According to the order paper for the meeting, Mr. Smith (R-at large) serves as a director of Caribbean Security Limited, which was contracted  for information and communication technology services. On Nov. 26, 2020, the firm received a $99,285 contract for installation of access control, video surveillance and burglar alarms in the Department of Information Technology/Telephone Services Management Unit, the Inland Revenue Department, and the Treasury Department, and for other installation work at Skelton Bay Lots, according to the first motion.

On April 8, Mr. Smith’s company signed a $72,917.56 contract to install ICT equipment for the Royal Virgin Islands Police Force, the second motion stated.

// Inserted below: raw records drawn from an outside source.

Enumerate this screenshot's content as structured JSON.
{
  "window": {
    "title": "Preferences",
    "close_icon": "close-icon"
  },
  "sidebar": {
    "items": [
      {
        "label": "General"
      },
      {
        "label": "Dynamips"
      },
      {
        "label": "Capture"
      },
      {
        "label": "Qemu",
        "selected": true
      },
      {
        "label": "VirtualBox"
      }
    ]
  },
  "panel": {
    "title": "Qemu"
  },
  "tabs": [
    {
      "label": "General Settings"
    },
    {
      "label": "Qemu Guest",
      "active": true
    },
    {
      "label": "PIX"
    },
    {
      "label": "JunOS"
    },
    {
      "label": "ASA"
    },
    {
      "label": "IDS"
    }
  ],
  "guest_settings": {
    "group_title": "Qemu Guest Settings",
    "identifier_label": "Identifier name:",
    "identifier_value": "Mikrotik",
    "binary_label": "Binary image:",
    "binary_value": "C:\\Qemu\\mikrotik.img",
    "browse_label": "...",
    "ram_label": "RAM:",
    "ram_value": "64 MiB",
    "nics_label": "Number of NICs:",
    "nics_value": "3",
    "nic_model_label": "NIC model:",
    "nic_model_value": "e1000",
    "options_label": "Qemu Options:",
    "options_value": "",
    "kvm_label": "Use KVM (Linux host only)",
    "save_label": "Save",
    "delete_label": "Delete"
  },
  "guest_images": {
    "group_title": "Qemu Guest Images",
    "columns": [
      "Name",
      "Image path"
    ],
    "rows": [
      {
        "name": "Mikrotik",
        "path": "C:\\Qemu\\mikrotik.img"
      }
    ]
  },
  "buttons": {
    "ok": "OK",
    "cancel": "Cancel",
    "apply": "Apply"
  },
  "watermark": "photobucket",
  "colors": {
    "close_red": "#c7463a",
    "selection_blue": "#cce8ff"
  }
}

Since both contracts are under the $100,000 mark, they were not required to be put out for tender, the motions noted.

The measures to exempt Mr. Smith ultimately passed with eight yes votes, one abstention, and three absences. Mr. Fraser abstained. Mr. Penn, opposition member Mitch Turnbull and Junior Minister  for Trade and Economic Development Shereen Flax-Charles were absent, as was Mr. Smith himself.

COI hearings

In the June Commission of Inquiry hearings, Mr. Smith spoke about exemptions he received for two contracts signed in 2019, but the
commission did not ask whether he had received exemptions for any other contracts since then, and he did not mention the November
and April contracts.

Testifying before the COI, Mr. Smith said that in 2019, he received an exemption from giving up his seat in the House while one of his businesses, Frontline Systems, carried out a government-related tendered contract for rendering services for August Emancipation Festival celebrations.

However, he said he wasn’t strictly required to seek an exemption because the Festivals and Fairs Committee is a statutory body, but he did so out of an abundance of transparency.

He also said the company had been operating for some time both here and internationally before he got into politics. He added that he couldn’t speak for other members, but he believed officials should make such declarations and said he would support policy requiring it. He said he requested the exemption deliberately to avoid being suspected
of any wrongdoing.

“Once you’re a political member, everybody looks at you as corrupt somewhat,” he said. “So I decided, to avoid any sort of confusion, any talk, let me just be transparent with it and get it out. That’s why I did that.”

COI Counsel Bilal Rawat asked, “Given your approach to the need for transparency, if in 2021 Frontline Systems now decides again to bid for another contract from the other Festivals Committee … would you feel obliged to bring it back to the House and get an exemption?”

Mr. Smith responded, “Well, yes, again, because of transparency I would rather everything come out. In [that] case, I will bring it back to the House, of course.”